It’s difficult now to get that iconic long-distance view of the three pyramids looming in the desert; you can’t really see them until you’re too close. Oriented precisely to the points of the compass, they were built for three Pharaohs of the 4th Dynasty (about 27th c. B.C.) — the Great Pyramid of Cheops, the slightly smaller Second Pyramid of Chephren, and the much smaller red-granite Third Pyramid of Mycerinus — and designed to imitate the rays of the sun shining down from its zenith. Most tourists expect a visit to the famed pyramids to be a once-in-a-lifetime thrill, not a tawdry letdown. It’s the only Ancient Wonder we have left — what a pity it’s come to this.
Gu Gong (Forbidden City)
This vast complex is half a millennium old — the emperors lived in the Forbidden City from 1420 to 1923, beginning long before Columbus sailed to the Americas and ending right before Lindbergh flew across the Atlantic — and the heavy traffic is taking its toll.
It may have been forbidden once, but nowadays nearly seven million visitors a year cross the threshold of this imperial palace, home to an unbroken line of 24 Chinese emperors. Limiting access would be a ticklish proposition for the Chinese government since most of the visitors are Chinese citizens getting in touch with their heritage. Many sections may be closed when you visit, due to a massive renovation lasting through 2020.

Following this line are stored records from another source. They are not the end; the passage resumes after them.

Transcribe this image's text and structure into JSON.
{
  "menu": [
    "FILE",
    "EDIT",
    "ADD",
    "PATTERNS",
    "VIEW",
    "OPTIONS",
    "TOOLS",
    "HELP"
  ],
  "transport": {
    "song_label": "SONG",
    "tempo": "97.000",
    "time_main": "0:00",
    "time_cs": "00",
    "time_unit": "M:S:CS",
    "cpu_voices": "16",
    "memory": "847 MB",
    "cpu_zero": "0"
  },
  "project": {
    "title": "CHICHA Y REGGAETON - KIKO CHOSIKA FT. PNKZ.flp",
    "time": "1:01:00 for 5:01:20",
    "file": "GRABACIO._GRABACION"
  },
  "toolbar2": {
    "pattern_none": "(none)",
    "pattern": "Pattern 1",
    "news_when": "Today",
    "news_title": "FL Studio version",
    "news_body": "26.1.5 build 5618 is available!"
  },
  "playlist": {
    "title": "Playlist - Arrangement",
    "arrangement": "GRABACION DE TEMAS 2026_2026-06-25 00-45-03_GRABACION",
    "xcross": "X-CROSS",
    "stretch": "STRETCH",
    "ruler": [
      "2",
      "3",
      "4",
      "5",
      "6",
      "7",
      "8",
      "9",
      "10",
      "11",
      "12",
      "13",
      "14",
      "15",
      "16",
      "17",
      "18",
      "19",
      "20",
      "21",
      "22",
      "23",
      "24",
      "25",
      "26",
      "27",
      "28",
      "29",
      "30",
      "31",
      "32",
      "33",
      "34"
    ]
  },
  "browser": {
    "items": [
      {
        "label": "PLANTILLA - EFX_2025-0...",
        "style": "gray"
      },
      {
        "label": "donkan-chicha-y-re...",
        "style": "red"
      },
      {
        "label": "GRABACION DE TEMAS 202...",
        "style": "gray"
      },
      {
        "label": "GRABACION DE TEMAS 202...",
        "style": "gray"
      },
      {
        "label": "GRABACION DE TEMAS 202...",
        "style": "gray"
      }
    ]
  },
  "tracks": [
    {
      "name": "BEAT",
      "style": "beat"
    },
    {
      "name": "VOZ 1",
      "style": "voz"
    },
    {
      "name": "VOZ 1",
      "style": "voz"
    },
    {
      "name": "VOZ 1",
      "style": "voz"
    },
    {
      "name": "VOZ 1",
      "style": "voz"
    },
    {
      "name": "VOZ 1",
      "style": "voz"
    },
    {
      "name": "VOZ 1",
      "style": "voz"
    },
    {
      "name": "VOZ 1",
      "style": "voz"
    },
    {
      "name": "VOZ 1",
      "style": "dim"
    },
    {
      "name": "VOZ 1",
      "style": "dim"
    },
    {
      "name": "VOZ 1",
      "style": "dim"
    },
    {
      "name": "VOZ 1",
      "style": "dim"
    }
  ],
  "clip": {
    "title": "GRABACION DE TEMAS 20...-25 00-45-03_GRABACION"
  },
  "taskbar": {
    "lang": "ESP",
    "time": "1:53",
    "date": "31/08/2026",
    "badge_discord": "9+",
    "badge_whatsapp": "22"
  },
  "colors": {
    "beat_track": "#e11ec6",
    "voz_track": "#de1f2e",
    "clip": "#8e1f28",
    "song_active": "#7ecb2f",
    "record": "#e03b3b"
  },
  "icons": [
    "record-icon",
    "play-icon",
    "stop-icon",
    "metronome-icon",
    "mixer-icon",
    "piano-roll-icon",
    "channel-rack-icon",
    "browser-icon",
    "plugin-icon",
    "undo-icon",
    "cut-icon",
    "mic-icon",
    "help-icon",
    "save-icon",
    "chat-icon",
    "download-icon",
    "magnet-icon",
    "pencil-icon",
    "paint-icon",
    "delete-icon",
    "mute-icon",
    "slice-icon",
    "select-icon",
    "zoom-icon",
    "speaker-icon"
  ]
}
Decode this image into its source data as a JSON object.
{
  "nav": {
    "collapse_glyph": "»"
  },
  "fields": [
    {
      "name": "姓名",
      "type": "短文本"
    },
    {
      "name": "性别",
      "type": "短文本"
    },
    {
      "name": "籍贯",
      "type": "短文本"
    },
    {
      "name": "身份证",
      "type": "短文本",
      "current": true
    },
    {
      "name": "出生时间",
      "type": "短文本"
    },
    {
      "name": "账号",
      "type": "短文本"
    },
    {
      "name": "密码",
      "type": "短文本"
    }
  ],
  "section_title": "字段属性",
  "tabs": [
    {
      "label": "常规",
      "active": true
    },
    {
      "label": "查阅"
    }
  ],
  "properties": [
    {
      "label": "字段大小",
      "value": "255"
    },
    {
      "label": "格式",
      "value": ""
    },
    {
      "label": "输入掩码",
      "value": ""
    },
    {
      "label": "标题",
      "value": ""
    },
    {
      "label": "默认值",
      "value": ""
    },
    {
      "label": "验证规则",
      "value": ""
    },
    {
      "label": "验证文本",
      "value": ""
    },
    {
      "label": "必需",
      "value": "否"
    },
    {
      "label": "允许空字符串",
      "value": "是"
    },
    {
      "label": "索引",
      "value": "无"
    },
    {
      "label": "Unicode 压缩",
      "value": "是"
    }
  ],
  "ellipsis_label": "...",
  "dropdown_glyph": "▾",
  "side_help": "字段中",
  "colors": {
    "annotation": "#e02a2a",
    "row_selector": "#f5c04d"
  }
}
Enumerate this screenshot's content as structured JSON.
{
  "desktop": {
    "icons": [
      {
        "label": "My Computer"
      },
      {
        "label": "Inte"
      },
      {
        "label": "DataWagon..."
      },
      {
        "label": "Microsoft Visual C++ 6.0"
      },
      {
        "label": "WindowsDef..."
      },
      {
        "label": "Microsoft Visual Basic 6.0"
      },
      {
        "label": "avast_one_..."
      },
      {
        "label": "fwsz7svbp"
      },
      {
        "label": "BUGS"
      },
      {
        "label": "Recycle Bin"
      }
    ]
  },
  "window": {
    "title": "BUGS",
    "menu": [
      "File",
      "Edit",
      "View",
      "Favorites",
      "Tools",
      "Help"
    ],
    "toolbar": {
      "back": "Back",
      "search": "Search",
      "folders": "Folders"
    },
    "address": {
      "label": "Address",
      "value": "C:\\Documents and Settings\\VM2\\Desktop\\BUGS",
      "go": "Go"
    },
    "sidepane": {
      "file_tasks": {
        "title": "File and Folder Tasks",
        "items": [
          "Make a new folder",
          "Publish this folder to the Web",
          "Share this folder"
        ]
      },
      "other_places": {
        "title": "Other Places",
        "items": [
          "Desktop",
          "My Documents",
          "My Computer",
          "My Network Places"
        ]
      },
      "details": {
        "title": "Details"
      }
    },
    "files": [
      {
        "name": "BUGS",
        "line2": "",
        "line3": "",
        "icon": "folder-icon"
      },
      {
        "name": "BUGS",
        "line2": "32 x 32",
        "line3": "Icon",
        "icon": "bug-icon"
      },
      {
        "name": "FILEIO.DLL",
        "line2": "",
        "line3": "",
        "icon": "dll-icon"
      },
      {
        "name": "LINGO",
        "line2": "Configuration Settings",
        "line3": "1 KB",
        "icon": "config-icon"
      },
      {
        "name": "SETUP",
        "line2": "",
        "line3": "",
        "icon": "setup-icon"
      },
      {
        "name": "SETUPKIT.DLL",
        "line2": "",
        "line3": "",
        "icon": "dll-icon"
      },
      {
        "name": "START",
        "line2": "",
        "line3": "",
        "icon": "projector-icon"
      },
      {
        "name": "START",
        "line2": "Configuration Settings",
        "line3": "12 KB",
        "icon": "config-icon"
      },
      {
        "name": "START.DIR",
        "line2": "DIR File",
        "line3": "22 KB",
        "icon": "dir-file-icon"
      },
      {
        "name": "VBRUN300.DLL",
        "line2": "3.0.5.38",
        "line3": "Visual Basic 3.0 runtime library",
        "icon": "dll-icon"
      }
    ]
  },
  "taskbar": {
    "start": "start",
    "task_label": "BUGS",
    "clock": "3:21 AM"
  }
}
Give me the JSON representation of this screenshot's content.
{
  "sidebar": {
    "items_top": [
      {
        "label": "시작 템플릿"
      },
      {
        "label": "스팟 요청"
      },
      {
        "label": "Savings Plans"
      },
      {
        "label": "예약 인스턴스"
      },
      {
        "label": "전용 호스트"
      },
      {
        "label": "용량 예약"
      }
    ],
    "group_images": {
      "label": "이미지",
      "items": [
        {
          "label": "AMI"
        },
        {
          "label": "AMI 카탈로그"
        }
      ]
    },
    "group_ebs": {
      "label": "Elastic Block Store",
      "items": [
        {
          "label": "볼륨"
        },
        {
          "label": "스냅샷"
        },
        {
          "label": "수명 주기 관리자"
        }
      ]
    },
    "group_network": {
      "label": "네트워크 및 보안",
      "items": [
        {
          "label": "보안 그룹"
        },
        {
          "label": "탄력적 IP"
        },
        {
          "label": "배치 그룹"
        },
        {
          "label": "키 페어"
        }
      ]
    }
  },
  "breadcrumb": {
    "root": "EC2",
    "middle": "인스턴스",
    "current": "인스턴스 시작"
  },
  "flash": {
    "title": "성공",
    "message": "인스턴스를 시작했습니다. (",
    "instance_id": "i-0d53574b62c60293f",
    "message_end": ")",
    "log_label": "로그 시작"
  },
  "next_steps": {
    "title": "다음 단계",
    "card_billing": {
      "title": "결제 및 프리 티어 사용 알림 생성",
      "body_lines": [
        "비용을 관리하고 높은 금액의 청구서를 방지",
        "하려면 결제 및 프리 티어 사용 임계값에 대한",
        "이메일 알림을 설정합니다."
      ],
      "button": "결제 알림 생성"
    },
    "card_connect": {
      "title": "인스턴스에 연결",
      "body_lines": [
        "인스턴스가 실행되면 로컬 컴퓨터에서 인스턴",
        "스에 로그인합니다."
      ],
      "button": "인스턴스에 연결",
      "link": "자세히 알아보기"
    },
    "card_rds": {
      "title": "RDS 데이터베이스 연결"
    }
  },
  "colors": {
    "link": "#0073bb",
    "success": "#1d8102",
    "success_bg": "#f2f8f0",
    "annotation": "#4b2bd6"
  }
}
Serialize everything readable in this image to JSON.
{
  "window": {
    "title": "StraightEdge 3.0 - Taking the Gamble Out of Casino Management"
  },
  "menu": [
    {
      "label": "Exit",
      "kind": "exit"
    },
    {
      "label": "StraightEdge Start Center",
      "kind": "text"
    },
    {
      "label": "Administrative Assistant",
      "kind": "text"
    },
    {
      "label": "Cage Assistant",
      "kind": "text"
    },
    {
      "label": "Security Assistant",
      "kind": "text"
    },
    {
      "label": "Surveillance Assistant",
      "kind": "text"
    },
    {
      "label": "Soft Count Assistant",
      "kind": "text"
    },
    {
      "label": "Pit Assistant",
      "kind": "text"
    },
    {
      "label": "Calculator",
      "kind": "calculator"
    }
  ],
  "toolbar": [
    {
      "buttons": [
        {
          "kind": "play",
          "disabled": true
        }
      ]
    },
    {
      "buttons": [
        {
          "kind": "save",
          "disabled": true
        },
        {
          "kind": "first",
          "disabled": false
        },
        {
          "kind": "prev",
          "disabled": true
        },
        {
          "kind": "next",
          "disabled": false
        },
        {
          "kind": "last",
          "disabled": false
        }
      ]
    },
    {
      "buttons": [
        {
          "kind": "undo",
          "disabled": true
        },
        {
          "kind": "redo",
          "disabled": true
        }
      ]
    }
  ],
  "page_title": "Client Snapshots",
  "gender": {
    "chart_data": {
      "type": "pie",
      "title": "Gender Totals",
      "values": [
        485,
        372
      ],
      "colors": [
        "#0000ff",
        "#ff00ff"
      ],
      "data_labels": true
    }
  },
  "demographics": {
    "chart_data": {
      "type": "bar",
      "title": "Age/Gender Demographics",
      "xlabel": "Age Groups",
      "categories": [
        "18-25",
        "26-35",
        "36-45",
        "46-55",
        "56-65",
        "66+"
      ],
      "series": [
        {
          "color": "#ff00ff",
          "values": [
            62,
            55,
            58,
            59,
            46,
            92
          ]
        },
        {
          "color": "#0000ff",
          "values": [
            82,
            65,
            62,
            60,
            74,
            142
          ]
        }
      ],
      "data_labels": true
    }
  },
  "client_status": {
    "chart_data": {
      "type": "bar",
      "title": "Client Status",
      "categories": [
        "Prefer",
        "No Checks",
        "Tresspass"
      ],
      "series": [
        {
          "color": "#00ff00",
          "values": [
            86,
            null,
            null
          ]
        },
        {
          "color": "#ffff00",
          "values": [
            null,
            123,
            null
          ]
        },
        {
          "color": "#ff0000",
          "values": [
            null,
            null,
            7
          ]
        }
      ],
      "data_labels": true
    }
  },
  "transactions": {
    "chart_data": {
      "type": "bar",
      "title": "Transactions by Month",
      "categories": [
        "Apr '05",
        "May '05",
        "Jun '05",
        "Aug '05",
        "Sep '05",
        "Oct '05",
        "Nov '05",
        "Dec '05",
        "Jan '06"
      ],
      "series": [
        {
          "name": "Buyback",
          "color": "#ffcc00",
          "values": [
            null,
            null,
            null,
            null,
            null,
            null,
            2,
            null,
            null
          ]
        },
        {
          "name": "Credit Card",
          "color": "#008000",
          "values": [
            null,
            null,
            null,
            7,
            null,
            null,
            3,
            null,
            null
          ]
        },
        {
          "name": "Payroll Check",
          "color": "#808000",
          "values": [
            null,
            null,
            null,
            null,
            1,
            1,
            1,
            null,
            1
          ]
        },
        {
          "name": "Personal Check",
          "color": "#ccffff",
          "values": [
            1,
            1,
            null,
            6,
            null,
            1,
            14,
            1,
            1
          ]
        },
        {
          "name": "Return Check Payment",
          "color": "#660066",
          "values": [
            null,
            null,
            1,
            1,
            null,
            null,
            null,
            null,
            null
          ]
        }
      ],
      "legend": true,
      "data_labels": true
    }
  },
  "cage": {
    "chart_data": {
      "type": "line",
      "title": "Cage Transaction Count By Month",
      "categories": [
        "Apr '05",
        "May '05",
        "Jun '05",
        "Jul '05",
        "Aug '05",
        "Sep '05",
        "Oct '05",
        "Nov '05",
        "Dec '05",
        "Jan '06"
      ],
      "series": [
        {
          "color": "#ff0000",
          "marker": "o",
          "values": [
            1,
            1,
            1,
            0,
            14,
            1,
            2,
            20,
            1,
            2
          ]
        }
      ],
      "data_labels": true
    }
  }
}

There’s no one must-see section — it’s the scale and harmony of the whole that’s so impressive, an irrefutable statement of Chinese imperial might. It was originally built by an army of workers in only 14 years, although after various ransackings and fires, most of what you see today was built in the 17th century. Check out the largest gate, the Gate of Heavenly Peace, where Mao Tse Tung made his dramatic announcement founding the People’s Republic in October 1949. The nearby Gate of Supreme Harmony leads into the perfectly symmetrical outer court, and then into an inner court and increasingly private — at least in the emperor’s time — pavilions and structures.
Little Green Street
Little Green Street isn’t in the center of London, but maybe that’s why it survived so long — it’s one of only a few intact Georgian streets left in the whole metropolis. These two-story brick houses may have survived the Blitz in World War II, but the inexorable march of gentrification is another thing altogether. It’s not even a full neighborhood, just a one-block-long street, a narrow cobblestoned lane lined on both sides with perhaps a dozen modest 18th-century terraced houses.
The houses themselves being knocked down, it’s the street itself that lies in danger. A developer seeking to build nearby can only access the plot of land through the 2.5m (8 feet) wide street. Lorries and backhoes would barely scrape through this lane, coming within inches of the terrace’s neatly painted front doors and bow windows. No studies had been done to test how much the constant rumbling and vibrations of that traffic would affect the foundations of these 225-year-old buildings, given a projected construction period of 4 years.
Little Green Street looks like a perfect slice of Regency London; it’s been celebrated in the poetry of that quintessentially British poet John Betjeman, and used as the setting for music videos and photo shoots. The campaign to save Little Green Street has not only knit together the dozen families who live there, it has attracted actors, writers, musicians, and others concerned with preserving London’s historic character. On February 28, 2008, the Camden Town Council denied the developers construction access to Little Green Street, but the appeals process continues.